▶ _Action item_
Every entry that follows needs to be repeated exactly.

**** Information given ****

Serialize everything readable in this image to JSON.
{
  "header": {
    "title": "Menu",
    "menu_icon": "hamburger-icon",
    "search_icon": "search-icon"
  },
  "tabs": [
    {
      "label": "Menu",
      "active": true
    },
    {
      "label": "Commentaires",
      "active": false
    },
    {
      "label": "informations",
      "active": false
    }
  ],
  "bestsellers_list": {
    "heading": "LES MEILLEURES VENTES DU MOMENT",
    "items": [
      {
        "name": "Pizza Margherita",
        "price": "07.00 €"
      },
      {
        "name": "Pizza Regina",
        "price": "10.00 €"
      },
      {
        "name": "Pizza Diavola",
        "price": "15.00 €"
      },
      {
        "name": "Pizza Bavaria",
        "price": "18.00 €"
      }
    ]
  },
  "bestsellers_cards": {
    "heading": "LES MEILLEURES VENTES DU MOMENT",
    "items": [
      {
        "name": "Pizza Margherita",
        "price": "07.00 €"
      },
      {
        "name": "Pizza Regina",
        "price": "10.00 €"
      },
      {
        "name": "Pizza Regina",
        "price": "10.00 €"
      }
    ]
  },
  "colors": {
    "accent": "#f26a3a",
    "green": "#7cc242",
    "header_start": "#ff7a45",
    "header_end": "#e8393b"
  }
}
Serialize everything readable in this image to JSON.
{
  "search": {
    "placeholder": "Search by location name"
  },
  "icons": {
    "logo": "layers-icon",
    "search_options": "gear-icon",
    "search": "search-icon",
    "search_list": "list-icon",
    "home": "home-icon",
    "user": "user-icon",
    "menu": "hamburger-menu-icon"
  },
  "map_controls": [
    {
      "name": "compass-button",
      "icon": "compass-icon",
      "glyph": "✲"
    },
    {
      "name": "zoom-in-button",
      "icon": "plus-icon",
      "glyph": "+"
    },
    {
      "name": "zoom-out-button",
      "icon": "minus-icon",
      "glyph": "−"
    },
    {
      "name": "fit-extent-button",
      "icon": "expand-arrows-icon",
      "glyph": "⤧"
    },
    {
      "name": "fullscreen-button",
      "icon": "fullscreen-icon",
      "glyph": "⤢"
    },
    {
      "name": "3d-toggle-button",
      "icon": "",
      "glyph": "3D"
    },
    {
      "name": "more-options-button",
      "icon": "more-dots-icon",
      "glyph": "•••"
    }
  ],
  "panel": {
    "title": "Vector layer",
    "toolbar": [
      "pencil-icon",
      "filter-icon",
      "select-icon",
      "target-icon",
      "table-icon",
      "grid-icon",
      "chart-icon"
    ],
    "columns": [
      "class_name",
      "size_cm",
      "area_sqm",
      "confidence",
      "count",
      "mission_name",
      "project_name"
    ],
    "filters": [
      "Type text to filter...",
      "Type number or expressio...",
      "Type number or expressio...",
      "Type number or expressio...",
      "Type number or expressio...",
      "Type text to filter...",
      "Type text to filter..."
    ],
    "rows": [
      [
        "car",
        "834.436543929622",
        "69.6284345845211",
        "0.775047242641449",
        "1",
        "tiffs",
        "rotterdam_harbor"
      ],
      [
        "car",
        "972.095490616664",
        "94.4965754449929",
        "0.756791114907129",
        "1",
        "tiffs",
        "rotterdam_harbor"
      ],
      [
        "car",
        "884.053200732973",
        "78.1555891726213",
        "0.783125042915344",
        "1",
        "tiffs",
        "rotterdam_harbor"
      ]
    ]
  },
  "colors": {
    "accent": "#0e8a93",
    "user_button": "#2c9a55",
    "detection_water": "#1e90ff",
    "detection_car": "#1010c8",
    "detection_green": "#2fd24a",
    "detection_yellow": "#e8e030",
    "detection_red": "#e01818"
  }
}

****

▶ _Solution to the exercise_
Serialize everything readable in this image to JSON.
{
  "header": {
    "title": "Menu",
    "menu_icon": "hamburger-icon",
    "search_icon": "search-icon"
  },
  "tabs": [
    {
      "label": "Menu",
      "active": true
    },
    {
      "label": "Commentaires",
      "active": false
    },
    {
      "label": "informations",
      "active": false
    }
  ],
  "bestsellers_list": {
    "heading": "LES MEILLEURES VENTES DU MOMENT",
    "items": [
      {
        "name": "Pizza Margherita",
        "price": "07.00 €"
      },
      {
        "name": "Pizza Regina",
        "price": "10.00 €"
      },
      {
        "name": "Pizza Diavola",
        "price": "15.00 €"
      },
      {
        "name": "Pizza Bavaria",
        "price": "18.00 €"
      }
    ]
  },
  "bestsellers_cards": {
    "heading": "LES MEILLEURES VENTES DU MOMENT",
    "items": [
      {
        "name": "Pizza Margherita",
        "price": "07.00 €"
      },
      {
        "name": "Pizza Regina",
        "price": "10.00 €"
      },
      {
        "name": "Pizza Regina",
        "price": "10.00 €"
      }
    ]
  },
  "colors": {
    "accent": "#f26a3a",
    "green": "#7cc242",
    "header_start": "#ff7a45",
    "header_end": "#e8393b"
  }
}
Serialize everything readable in this image to JSON.
{
  "search": {
    "placeholder": "Search by location name"
  },
  "icons": {
    "logo": "layers-icon",
    "search_options": "gear-icon",
    "search": "search-icon",
    "search_list": "list-icon",
    "home": "home-icon",
    "user": "user-icon",
    "menu": "hamburger-menu-icon"
  },
  "map_controls": [
    {
      "name": "compass-button",
      "icon": "compass-icon",
      "glyph": "✲"
    },
    {
      "name": "zoom-in-button",
      "icon": "plus-icon",
      "glyph": "+"
    },
    {
      "name": "zoom-out-button",
      "icon": "minus-icon",
      "glyph": "−"
    },
    {
      "name": "fit-extent-button",
      "icon": "expand-arrows-icon",
      "glyph": "⤧"
    },
    {
      "name": "fullscreen-button",
      "icon": "fullscreen-icon",
      "glyph": "⤢"
    },
    {
      "name": "3d-toggle-button",
      "icon": "",
      "glyph": "3D"
    },
    {
      "name": "more-options-button",
      "icon": "more-dots-icon",
      "glyph": "•••"
    }
  ],
  "panel": {
    "title": "Vector layer",
    "toolbar": [
      "pencil-icon",
      "filter-icon",
      "select-icon",
      "target-icon",
      "table-icon",
      "grid-icon",
      "chart-icon"
    ],
    "columns": [
      "class_name",
      "size_cm",
      "area_sqm",
      "confidence",
      "count",
      "mission_name",
      "project_name"
    ],
    "filters": [
      "Type text to filter...",
      "Type number or expressio...",
      "Type number or expressio...",
      "Type number or expressio...",
      "Type number or expressio...",
      "Type text to filter...",
      "Type text to filter..."
    ],
    "rows": [
      [
        "car",
        "834.436543929622",
        "69.6284345845211",
        "0.775047242641449",
        "1",
        "tiffs",
        "rotterdam_harbor"
      ],
      [
        "car",
        "972.095490616664",
        "94.4965754449929",
        "0.756791114907129",
        "1",
        "tiffs",
        "rotterdam_harbor"
      ],
      [
        "car",
        "884.053200732973",
        "78.1555891726213",
        "0.783125042915344",
        "1",
        "tiffs",
        "rotterdam_harbor"
      ]
    ]
  },
  "colors": {
    "accent": "#0e8a93",
    "user_button": "#2c9a55",
    "detection_water": "#1e90ff",
    "detection_car": "#1010c8",
    "detection_green": "#2fd24a",
    "detection_yellow": "#e8e030",
    "detection_red": "#e01818"
  }
}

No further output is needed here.